↓
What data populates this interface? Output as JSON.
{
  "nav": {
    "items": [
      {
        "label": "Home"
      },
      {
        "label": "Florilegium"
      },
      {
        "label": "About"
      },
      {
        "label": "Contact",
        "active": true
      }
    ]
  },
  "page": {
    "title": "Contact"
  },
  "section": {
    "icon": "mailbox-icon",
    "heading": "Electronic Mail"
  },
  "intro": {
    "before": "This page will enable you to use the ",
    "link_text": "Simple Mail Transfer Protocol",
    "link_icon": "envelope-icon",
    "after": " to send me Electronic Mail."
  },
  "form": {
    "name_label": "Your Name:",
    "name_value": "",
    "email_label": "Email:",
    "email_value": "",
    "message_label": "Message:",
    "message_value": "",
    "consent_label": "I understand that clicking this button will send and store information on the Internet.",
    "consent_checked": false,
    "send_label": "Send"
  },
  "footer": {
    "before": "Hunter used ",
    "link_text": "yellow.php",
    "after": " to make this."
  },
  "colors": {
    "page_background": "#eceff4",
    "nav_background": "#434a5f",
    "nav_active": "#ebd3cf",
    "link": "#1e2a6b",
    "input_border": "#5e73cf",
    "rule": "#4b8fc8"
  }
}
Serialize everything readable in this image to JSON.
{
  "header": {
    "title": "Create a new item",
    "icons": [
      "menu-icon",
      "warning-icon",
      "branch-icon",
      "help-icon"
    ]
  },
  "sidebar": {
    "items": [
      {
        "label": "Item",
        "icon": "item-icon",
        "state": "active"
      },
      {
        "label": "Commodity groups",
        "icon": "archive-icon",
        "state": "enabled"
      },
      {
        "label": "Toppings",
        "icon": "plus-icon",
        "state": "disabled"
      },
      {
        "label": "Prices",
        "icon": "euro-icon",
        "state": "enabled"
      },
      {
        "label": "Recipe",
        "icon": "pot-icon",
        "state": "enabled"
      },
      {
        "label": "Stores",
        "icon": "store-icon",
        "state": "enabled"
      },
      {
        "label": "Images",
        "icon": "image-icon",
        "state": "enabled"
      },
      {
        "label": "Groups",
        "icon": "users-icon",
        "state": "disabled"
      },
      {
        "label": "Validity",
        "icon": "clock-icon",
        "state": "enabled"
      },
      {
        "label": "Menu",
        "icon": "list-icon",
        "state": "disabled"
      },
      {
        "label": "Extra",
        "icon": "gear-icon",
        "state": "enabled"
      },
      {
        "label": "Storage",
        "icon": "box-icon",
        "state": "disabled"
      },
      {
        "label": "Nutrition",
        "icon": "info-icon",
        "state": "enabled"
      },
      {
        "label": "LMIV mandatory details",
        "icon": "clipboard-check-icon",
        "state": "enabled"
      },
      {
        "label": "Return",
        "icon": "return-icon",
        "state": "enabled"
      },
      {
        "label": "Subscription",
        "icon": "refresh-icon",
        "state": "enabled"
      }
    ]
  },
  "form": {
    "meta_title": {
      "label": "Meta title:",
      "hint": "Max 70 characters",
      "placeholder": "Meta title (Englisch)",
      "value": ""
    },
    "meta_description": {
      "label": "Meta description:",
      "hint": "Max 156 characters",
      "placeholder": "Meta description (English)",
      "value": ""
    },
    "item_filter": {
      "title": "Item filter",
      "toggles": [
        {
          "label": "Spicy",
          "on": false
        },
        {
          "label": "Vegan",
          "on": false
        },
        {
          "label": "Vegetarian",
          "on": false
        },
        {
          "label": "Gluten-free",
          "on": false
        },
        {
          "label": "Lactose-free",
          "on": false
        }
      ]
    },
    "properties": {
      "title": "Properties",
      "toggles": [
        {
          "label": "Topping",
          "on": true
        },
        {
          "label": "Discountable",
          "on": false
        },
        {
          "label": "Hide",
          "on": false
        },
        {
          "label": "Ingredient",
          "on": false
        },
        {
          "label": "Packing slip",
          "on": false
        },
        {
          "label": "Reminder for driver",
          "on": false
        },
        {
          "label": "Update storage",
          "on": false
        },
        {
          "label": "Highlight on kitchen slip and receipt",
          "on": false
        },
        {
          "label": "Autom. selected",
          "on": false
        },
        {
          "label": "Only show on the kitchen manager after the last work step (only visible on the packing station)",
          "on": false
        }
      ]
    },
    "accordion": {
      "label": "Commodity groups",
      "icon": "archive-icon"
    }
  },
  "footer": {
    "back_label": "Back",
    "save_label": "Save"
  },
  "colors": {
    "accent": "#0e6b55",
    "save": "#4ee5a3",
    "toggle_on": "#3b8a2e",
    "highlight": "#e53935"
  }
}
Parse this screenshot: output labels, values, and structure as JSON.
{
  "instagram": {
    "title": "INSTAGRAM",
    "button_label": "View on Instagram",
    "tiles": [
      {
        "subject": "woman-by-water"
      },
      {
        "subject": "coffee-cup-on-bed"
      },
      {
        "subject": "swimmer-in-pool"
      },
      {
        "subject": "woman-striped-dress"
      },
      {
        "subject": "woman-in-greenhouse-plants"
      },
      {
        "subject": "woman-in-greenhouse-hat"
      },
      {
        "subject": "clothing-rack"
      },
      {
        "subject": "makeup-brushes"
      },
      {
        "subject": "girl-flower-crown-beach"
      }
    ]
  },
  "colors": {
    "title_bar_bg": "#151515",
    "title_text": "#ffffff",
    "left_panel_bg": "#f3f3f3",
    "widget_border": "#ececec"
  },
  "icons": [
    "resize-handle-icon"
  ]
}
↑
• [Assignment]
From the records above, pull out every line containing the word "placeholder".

• [Task answer]
      "placeholder": "Meta title (Englisch)",
      "placeholder": "Meta description (English)",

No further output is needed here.